True crime: for better or worse?

With the recent release of the Netflix series Dahmer, the crime entertainment industry is booming now more than ever. Police procedurals and court dramas have long been an integral part of America’s television and radio culture, but in recent years, convenient media outlets like podcasts have allowed for an increased fusion of journalism and public spectacle. Today, it is easy for anyone to pick up a microphone and just start recording; however, a subject such as this requires sensitivity and care, and it is hard to do so when there is so much blurring of the line between fact and fiction. What ethical issues present themselves when we take a closer look into this genre?

As the medium of podcasting has surged over the last decade, the idea of “true crime” has not been far behind. Just a few years ago, shows of this kind would have been filed under broader categories, like “News & Politics” or “History”. Today, however, just a simple look under the “Podcasts” tab on Spotify will net you an entire “Fiction Pods for True Crime Fans” category. But what leads people to become “fans” of this genre, or follow its output? 

In a case like Jeffery “Milwaukee Monster” Dahmer’s, the majority of his victims were men of queer and/or ethnic minority origin. It can be more than offputting for people of these identities to see the predominantly white portrayal, on social medias like TikTok, of people claiming they had ‘no problem’ getting through the Dahmer series, or how enthralled they were watching the episodic murders play out. 

What ethical issues present themselves when we take a closer look into this genre?
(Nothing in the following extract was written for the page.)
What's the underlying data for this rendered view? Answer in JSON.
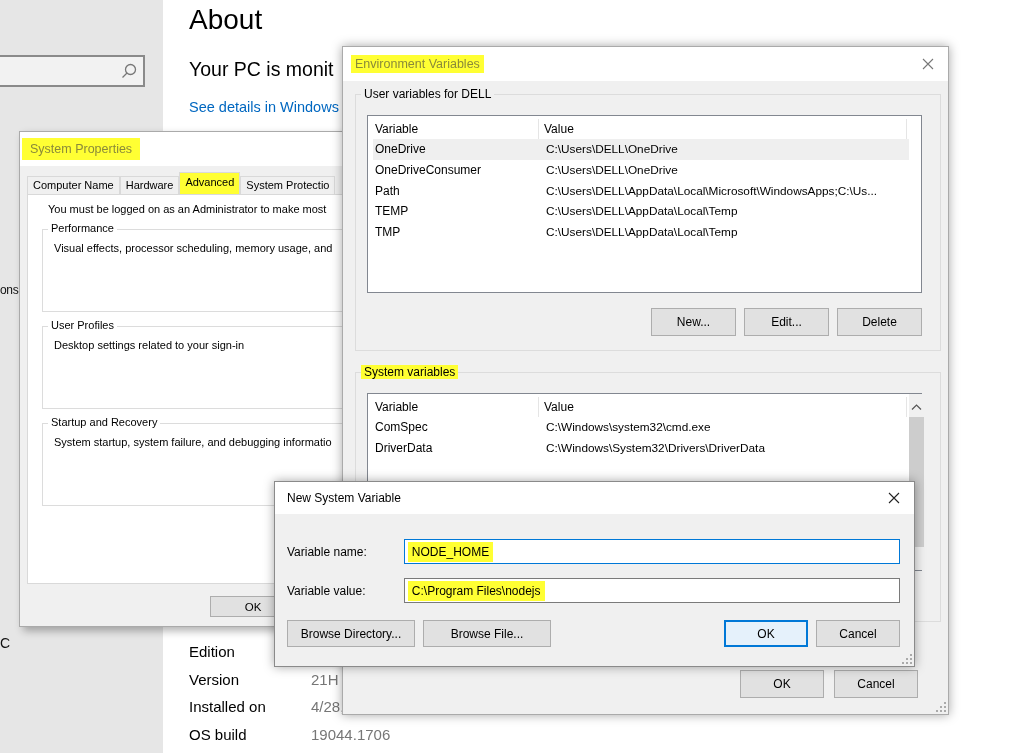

In part, this can be attributed to the market demand for true crime. Not every detail of a crime is going to be horror-movie-shot worthy, and therefore, cases must be shaved down to only the most sellable details. This is also where proximity to a crime comes into play, and is another thing that keeps the industry train chugging. When we have less personal relation to a victim, less in common with them, it can cause us to become too hasty with the handlings of their stories. There has been much media question around the conductance of victim portrayals in narrative-type series like Dahmer, and how families of these real-life victims are reached out to and possibly compensated. If a $300 million series may struggle in this aspect, even less thought or time may be put into a short podcast episode.
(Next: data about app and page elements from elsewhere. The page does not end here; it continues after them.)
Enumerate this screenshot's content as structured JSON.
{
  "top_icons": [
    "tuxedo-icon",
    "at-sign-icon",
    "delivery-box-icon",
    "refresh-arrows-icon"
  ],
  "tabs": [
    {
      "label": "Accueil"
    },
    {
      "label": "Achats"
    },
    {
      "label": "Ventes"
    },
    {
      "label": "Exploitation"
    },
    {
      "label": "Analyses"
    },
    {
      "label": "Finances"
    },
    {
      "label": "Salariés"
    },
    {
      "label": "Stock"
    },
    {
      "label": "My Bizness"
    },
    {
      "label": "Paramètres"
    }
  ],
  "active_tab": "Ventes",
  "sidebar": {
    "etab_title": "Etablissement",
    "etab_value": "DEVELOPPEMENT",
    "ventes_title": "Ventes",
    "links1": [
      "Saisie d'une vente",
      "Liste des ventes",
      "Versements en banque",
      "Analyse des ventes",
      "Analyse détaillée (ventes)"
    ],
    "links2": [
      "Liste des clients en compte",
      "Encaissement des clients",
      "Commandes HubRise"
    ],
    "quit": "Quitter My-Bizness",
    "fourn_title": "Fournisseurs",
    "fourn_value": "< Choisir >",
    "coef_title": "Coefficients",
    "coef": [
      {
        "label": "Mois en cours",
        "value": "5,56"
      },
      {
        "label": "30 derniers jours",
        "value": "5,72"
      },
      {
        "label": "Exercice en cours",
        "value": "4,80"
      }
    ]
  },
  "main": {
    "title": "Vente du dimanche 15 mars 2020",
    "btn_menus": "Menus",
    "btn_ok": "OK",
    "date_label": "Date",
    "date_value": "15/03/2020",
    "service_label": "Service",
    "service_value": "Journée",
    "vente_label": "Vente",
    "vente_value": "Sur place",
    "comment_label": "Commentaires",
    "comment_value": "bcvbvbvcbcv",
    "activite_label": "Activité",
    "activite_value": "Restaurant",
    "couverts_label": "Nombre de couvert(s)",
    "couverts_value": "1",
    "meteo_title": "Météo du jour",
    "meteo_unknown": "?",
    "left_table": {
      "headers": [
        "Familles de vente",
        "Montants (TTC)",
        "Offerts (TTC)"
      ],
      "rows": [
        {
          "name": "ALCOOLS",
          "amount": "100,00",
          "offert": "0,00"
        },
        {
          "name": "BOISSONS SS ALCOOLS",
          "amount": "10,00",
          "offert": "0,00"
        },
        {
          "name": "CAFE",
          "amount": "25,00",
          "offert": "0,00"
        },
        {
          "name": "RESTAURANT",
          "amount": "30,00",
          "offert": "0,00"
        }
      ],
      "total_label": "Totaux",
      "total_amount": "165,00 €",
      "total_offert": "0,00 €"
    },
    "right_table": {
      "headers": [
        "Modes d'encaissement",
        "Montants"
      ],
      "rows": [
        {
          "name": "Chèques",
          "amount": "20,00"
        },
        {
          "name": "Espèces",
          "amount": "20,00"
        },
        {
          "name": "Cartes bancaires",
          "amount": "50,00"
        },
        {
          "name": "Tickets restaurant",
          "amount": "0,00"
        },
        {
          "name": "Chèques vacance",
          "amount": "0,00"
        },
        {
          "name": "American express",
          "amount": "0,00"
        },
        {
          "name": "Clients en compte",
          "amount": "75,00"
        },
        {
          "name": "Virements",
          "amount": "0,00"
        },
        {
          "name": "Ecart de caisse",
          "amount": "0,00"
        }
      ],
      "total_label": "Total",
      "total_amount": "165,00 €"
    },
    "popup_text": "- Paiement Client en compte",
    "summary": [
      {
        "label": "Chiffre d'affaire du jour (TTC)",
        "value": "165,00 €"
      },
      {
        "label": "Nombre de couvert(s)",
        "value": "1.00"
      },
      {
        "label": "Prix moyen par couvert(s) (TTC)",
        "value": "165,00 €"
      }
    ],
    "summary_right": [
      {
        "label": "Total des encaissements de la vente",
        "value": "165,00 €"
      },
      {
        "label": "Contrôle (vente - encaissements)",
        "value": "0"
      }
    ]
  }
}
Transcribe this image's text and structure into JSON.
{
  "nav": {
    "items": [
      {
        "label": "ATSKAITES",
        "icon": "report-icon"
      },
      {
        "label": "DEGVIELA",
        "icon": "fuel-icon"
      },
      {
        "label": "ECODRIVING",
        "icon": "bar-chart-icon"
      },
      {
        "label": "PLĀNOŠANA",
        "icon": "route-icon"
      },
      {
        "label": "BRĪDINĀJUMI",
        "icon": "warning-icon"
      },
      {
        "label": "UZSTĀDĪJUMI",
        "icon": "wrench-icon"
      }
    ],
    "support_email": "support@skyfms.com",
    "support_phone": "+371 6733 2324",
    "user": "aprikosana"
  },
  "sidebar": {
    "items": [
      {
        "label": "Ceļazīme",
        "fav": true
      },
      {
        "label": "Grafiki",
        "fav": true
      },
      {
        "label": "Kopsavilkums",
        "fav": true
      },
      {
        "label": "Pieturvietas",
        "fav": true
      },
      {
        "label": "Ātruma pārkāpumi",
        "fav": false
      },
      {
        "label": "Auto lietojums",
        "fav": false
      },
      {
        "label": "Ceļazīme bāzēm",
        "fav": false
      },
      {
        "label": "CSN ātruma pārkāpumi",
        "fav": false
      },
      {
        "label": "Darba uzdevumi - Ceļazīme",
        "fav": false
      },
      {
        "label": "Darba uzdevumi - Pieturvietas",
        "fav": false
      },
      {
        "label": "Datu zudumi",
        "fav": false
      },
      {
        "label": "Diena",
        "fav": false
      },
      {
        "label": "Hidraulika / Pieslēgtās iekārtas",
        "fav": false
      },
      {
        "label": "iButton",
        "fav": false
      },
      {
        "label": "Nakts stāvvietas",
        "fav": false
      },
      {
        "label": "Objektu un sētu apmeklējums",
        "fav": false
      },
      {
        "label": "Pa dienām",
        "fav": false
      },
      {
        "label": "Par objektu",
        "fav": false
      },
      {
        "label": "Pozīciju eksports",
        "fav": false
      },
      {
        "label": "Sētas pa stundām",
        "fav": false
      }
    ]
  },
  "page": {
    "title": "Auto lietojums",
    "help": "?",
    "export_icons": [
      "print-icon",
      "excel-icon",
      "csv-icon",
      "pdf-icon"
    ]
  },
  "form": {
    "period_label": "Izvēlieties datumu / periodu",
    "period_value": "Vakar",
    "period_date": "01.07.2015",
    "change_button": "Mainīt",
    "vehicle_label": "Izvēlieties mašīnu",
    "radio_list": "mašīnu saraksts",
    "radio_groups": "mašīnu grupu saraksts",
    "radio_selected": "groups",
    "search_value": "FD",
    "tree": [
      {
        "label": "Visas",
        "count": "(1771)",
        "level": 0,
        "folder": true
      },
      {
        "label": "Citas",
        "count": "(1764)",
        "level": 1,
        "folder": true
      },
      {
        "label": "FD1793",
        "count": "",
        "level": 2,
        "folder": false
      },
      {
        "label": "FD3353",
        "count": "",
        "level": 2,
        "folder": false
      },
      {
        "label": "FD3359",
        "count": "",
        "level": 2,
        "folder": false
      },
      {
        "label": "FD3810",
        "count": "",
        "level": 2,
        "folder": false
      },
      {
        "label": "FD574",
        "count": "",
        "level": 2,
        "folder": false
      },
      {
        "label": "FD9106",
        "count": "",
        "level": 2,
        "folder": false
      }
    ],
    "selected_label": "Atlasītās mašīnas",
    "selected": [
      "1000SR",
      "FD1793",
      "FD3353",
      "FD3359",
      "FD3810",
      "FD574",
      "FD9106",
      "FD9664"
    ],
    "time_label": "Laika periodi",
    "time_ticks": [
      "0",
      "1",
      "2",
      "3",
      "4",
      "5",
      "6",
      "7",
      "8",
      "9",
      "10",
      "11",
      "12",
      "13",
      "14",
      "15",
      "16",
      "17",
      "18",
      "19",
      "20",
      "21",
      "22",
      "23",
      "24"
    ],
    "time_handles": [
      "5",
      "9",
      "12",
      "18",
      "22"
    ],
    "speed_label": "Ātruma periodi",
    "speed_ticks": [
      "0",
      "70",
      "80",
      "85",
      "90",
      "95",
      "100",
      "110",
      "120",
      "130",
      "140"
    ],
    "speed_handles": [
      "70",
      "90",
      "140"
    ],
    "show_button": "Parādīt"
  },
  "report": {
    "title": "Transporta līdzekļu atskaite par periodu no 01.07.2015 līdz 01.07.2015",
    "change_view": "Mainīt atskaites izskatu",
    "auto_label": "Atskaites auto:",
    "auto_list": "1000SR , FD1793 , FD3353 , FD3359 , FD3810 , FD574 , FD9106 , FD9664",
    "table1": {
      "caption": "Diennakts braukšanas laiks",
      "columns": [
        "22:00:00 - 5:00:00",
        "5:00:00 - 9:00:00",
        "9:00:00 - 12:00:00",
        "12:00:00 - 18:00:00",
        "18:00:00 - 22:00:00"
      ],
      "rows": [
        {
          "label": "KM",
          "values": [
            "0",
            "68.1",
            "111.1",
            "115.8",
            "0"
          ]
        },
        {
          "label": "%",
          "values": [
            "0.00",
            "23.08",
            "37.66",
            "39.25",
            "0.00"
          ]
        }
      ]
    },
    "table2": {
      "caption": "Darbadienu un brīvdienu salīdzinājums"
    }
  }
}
Overall, drastic changes need to be made in the way we produce and consume delicate media of this kind. If factors such as victim stories are not handled with tact, we risk more harm done to them. In our modern day, walking that line between marketability and damage control is more uncertain than ever, but we may find a starting point in just being conscious of the kind of environment we curate through popular culture.